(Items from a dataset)
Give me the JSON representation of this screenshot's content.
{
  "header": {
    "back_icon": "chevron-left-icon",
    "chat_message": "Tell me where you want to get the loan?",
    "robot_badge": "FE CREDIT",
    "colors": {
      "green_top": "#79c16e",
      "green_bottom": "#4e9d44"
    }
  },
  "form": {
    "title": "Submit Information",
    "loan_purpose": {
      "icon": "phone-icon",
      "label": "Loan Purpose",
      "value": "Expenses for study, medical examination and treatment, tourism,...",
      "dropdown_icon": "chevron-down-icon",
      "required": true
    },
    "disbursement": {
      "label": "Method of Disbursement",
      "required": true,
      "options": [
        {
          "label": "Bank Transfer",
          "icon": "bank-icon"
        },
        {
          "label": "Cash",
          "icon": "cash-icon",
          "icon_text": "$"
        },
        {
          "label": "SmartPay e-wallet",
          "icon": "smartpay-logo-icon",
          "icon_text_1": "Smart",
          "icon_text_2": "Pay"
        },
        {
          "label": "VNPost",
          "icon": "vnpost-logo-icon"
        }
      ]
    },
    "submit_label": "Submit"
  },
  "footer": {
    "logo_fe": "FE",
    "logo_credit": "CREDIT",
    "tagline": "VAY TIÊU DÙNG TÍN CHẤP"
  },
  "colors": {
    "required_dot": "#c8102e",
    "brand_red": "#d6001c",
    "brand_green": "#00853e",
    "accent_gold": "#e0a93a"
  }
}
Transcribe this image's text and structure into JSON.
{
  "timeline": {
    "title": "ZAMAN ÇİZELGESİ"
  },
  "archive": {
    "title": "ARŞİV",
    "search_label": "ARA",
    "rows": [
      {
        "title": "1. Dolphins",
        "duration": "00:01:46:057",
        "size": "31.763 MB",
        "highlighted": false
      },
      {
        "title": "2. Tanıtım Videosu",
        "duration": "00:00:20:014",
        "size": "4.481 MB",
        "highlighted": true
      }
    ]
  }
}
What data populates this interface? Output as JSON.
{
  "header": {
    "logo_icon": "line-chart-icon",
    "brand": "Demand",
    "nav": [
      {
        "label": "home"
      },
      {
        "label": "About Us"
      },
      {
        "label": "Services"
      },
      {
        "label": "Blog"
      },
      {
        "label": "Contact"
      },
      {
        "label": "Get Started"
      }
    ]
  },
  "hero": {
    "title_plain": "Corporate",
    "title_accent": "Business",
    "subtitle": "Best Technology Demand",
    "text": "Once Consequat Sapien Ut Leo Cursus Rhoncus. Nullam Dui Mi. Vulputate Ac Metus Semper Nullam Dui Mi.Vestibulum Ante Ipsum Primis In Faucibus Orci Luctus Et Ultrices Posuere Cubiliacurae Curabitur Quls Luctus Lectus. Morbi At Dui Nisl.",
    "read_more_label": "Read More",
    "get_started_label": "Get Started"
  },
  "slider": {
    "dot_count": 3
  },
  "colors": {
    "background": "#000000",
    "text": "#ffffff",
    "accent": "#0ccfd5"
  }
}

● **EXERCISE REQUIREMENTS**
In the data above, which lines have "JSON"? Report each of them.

● **SOLVED PROBLEM**
Give me the JSON representation of this screenshot's content.
Transcribe this image's text and structure into JSON.
What data populates this interface? Output as JSON.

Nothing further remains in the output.